If claustrophobia serves as a psychological reminder that our mothers’ wombs are one-way swinging doors, sufferers of claustrophilia might argue the opposite. While claustrophobia can be an acquired at birth or developed later in life, claustrophilia seems to be a biological imperative of birth. It’s as if, in the early stages of development, Fodor’s theory of birth-trauma-as-a-gateway-to-claustrophobia remained momentarily repressed, at least for newborns, who remain the world’s most exuberant practitioners of the claustrophilic life. An industry of baby-care books seems to confirm this, including Dr. Harvey Karp’s parental favorite, The Happiest Baby on the Block, which argues strongly in favor of the newborn’s need for the tight wrap of a swaddle as opposed to the freedom of unrestrained sleep.

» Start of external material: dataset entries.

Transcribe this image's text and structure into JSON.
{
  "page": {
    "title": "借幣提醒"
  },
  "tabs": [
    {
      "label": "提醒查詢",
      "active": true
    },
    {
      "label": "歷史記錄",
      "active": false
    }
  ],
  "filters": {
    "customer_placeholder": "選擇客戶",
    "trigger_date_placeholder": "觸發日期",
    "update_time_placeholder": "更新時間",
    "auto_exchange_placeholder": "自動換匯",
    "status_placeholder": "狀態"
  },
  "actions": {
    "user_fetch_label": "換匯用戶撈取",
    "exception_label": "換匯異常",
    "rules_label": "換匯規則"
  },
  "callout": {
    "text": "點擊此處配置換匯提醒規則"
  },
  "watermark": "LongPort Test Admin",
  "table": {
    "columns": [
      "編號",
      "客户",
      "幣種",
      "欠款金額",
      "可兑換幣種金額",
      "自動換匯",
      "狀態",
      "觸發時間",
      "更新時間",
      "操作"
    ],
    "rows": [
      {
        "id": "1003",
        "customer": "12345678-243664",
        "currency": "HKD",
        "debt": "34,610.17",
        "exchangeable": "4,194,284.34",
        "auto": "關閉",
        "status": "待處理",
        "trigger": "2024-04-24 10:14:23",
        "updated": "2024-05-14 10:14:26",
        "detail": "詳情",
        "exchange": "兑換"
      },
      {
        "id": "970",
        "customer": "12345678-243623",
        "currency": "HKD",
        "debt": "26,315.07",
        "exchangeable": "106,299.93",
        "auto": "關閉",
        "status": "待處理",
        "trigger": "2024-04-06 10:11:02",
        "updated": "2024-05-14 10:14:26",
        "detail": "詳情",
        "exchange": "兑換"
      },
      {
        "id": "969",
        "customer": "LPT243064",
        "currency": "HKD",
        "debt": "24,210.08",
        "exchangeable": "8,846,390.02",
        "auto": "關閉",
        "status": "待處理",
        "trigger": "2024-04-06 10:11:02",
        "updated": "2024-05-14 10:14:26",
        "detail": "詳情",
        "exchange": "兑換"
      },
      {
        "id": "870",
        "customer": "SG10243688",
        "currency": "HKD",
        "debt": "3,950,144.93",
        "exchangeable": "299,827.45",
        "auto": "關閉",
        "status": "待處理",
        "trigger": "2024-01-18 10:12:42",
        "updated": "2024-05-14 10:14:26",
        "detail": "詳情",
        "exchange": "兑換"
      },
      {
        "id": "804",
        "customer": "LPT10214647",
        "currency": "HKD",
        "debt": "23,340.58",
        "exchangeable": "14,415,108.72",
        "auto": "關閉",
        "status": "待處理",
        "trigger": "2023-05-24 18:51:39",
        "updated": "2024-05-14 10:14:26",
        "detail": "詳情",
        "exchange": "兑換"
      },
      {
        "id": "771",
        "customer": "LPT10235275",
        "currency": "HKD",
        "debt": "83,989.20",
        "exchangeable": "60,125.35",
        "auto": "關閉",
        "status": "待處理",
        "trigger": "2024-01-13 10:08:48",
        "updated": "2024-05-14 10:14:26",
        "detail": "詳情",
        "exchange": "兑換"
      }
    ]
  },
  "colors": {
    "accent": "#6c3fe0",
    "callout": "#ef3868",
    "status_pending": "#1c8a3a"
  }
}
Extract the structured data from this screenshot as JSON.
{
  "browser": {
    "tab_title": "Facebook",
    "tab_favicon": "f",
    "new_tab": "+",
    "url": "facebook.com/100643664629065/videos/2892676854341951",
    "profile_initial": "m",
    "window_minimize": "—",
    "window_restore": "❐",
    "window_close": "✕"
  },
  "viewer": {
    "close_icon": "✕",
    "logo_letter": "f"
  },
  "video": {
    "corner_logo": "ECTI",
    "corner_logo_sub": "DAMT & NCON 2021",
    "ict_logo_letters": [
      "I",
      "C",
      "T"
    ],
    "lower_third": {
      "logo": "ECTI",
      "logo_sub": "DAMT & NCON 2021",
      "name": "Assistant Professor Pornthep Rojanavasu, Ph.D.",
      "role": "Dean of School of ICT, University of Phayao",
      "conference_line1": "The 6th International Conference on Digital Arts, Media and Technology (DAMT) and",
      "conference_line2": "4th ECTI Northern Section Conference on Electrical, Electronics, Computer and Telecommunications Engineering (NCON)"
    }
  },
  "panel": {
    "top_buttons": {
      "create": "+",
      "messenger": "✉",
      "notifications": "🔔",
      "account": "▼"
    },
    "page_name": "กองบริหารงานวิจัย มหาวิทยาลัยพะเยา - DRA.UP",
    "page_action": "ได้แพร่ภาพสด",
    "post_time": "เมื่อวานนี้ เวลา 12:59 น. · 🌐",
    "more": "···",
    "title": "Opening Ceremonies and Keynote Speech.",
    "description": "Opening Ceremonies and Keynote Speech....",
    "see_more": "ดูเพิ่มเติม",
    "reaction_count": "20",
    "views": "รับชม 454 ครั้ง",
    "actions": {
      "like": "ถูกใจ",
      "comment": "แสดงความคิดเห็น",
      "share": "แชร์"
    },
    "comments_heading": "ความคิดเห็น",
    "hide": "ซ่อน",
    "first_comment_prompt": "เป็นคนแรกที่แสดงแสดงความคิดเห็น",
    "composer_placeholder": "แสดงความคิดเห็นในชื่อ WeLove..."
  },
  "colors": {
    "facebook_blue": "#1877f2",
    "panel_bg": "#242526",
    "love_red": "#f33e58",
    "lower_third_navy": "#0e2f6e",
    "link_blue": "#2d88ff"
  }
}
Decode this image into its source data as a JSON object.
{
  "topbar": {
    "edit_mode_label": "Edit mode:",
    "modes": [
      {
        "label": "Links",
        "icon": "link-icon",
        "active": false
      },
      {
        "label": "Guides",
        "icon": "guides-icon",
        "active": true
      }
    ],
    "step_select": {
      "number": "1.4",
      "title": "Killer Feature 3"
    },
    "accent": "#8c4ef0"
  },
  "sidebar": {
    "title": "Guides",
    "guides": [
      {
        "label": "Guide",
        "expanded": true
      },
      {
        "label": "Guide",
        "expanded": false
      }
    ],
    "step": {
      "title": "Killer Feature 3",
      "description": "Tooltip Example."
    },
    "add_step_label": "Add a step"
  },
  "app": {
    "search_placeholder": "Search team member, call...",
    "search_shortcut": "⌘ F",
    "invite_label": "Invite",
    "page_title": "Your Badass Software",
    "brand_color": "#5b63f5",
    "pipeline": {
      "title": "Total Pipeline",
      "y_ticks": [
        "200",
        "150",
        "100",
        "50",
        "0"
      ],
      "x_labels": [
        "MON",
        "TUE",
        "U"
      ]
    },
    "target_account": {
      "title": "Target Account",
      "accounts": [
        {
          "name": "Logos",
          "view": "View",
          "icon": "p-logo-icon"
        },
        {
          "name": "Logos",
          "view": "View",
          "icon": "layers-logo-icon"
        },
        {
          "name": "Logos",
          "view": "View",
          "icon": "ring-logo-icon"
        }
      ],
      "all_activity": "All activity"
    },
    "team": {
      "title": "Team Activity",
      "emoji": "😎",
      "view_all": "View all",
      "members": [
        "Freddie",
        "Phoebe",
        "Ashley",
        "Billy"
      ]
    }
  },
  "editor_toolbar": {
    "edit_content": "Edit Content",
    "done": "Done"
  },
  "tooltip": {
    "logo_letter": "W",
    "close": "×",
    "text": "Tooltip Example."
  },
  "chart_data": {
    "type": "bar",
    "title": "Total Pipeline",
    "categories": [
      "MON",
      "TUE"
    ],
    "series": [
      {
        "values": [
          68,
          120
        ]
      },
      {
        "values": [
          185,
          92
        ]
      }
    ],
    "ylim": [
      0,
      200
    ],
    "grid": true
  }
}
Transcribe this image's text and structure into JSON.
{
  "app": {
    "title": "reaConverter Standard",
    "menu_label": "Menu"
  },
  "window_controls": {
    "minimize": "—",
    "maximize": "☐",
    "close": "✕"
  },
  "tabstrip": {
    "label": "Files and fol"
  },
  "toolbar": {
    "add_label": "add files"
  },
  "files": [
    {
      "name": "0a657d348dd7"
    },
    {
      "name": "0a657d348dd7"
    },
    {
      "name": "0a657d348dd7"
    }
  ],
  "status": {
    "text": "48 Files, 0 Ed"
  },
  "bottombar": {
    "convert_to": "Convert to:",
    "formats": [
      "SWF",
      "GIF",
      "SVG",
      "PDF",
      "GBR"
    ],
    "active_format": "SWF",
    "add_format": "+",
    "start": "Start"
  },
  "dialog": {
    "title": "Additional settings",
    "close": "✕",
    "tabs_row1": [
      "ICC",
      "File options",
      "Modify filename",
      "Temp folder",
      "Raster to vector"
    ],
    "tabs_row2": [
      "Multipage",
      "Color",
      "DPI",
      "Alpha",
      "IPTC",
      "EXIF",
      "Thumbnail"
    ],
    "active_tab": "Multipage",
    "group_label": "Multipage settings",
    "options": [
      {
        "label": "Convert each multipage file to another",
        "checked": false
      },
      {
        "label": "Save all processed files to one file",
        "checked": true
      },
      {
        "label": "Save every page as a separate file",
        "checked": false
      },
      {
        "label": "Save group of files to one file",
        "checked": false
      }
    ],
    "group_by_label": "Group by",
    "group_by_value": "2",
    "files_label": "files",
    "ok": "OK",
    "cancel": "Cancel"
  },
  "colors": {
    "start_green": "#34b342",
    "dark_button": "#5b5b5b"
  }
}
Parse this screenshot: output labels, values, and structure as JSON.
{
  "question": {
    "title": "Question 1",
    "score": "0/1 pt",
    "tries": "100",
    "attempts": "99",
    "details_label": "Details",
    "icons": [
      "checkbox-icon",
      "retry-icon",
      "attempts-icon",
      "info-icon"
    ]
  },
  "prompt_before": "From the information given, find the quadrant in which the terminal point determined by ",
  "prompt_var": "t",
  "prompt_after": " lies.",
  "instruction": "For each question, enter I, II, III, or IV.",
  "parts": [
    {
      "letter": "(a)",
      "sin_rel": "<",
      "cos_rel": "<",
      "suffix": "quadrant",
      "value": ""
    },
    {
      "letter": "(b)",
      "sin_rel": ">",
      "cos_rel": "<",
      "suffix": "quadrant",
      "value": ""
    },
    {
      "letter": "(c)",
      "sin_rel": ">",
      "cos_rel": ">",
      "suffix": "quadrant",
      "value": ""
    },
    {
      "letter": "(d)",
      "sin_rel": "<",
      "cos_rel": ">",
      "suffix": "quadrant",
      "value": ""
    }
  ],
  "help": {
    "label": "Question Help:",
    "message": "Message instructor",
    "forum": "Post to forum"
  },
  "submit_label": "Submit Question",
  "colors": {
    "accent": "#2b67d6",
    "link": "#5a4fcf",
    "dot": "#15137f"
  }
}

Karp’s theory has proved particularly true for my own four-month-old son, who a few weeks back was tucked tight in a swaddle and inserted into an MRI machine. Young Henry had been selected for a psychological study, and since a trusted friend was running the test, his mother and I signed off on the experiment.
Despite our efforts, we couldn’t swaddle him tight enough to alleviate his fear. I couldn’t blame him. After all, if my own helpless body had been folded and inserted into a cylindrical tube, I, too, would have cried. But eventually the swaddle did its work and he returned to a womb-like state, snoring blissfully as the machine’s bleats failed to wake him. His mother and I witnessed no trauma, just contentment; though as he slept, I began feeling claustrophobic for all of us. I took a seat in a nearby rocking chair and watched the red glowing number indicating heartbeats per minute. I rocked to his heartbeat, the quick back and forth of the chair a small comfort as I prayed for him to stay asleep.
Bobby was awake for all of it, scratching at the inside of the fridge as the water poured in through the cracks . . .
I wondered what might be the long-lasting ramifications of this experiment, if he might be scarred if awoken while trapped inside the tube.
He did wake, eventually—wailing as he struggled to break free from the straightjacket in which we’d entrapped him. Upon hearing his cries, our scientist friend immediately shut the experiment down, pressing the red button that eased the magnets back into place and killed the buzzing and whirring that had engulfed us all just moments prior. The damage was done, though hopefully nothing was permanent. Not as it had been for the fictional Bobby Watson or—far worse—for real-life Larry and his cousin, Paul, for Cynthia and her brothers Joseph and Martin. It was not as it had been for young Roger, whose parents had warned him, though likely not the way we warned our own son.
Please Henry, don’t ever leave the safety of the shore . . . We left the lab and did not return there.
We no longer swaddle him; he doesn’t let us.
B.J. Hollars is the author of several books, most recently. From the Mouths of Dogs: What Our Pets Teach Us About Life, Death, and Being Human, as well as a collection of essays, This Is Only A Test, forthcoming in 2016. Hollars serves as a mentor for Creative Nonfiction, and he is the editor of the Pleiades Book Review.